But, these are just my interpretations, some may not like it.  I prefer a more laid back, neutral sound, with detail in the mid to upper registers that’s not overdone.  Also, I run the PS Audio Direct Stream Junior, ran it with Tidal at one point as well.  I love this DAC.  I’ve tried a few others, they sounded good, but not as good as the DSJ.  

Let me know what you think once you get your Pass broken in.

A very informative review- toddcowles

 I enjoyed your musical selections. Any piece of gear that can capture Hard Rock/Metal is a keeper, as most of those discs, were not well recorded nor produced. In particular, you managed to pick the (2)  Achilles heel (one for each foot) of the Metallica catalog. St Anger was an interesting experiment of an album. The guys were taking a trip back to their garage -band roots, the recording confirms. Referencing And are correct about the mix. Luckily, the songs are solid, very solid from start to finish. Any listener will want to listen in-full for this album.

Happy Listening!

@jafant Gratzi.  My hope is they remaster ...AJFA for this years box release.  They released MoP last Christmas, I'm praying heavily it happens.  Though, I've read in various articles that it's not likely, due to the original analog tape being spliced so many times that the original integrity has been lost.  In various other interviews, James has stated that it's not likely, due to it needing to be preserved in its original release mix/form.  Hogwash, just do it and mix it properly.
My pleasure- toddcowles

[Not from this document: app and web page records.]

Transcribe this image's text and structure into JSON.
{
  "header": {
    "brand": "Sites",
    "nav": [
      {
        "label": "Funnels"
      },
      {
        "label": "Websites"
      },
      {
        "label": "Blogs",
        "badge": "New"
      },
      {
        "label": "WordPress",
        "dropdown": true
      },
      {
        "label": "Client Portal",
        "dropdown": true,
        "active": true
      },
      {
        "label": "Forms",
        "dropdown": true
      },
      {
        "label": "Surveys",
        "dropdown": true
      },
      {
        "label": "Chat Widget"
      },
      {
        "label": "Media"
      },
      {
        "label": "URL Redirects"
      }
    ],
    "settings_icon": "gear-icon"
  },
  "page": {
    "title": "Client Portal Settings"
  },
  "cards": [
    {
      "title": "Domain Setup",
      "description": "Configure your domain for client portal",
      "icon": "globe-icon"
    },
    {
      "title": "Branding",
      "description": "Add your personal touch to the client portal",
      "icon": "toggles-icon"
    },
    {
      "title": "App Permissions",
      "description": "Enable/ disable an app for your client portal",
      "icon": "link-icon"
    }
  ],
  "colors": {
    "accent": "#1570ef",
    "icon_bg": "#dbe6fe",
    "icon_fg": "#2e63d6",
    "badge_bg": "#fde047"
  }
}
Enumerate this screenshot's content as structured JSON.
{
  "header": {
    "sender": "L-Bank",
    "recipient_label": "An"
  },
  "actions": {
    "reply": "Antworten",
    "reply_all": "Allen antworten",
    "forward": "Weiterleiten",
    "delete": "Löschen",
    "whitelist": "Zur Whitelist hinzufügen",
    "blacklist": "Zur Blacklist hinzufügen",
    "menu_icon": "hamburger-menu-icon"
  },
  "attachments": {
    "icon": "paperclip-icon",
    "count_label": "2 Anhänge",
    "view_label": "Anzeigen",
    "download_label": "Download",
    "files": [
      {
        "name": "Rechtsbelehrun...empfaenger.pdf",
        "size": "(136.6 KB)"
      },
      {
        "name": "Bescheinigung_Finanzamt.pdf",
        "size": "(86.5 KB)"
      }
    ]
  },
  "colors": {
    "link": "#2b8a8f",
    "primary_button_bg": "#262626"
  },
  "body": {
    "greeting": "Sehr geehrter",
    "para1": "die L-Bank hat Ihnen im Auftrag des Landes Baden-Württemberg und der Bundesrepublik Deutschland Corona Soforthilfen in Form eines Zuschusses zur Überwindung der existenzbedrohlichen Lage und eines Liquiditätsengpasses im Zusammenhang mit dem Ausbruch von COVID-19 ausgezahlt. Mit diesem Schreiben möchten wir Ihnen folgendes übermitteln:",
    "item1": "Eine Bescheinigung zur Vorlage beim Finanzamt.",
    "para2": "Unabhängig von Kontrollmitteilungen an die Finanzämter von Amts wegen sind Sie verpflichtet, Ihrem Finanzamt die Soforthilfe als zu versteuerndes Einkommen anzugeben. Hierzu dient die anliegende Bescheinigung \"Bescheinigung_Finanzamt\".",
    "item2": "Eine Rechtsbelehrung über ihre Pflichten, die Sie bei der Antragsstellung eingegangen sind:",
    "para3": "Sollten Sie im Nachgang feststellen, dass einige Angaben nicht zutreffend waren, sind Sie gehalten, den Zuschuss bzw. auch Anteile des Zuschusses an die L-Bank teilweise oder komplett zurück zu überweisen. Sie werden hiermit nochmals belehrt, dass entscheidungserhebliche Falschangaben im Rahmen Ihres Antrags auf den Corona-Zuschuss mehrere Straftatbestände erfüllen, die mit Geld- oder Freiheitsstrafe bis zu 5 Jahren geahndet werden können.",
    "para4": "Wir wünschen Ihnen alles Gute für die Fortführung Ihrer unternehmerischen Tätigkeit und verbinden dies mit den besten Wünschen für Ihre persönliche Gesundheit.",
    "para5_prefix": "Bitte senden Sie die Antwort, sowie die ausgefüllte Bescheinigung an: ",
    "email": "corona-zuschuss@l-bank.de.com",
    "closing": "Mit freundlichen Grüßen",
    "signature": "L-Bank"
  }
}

I know that we will see some kind of remaster for AJFA.
I am a big fan of this album and boxed sets, in general. As developments  continue, I will keep you posted.
Happy Listening!
@toddcowles  Thank you for the write up and your impressions. Any additional findings now that you have another three weeks of exposure to it?
@david_ten I do.  I didn’t realize in many of Otis Redding’s mono recordings his vocals were panned way to the left.  I’ve listened to them previously, but the chorus would eat up a lot of the soundstage; which colored the vocal pan.  With the Pass, it’s clear as day and localizing where it sits is very noticeable.  I haven’t A/B’ed those recordings between the Ayre QB9 and Direct Stream Junior, possibly it’s a little more revealing with the DSJ, not sure.  

I’ve also noticed I don’t get as bored listening to music.  Though I sit with the intent of listening, because I’ve heard these albums/songs 100’s of times, I find I don’t focus as much while listening.  With the Pass, there’s just a little extra detail, which keeps my brain engaged.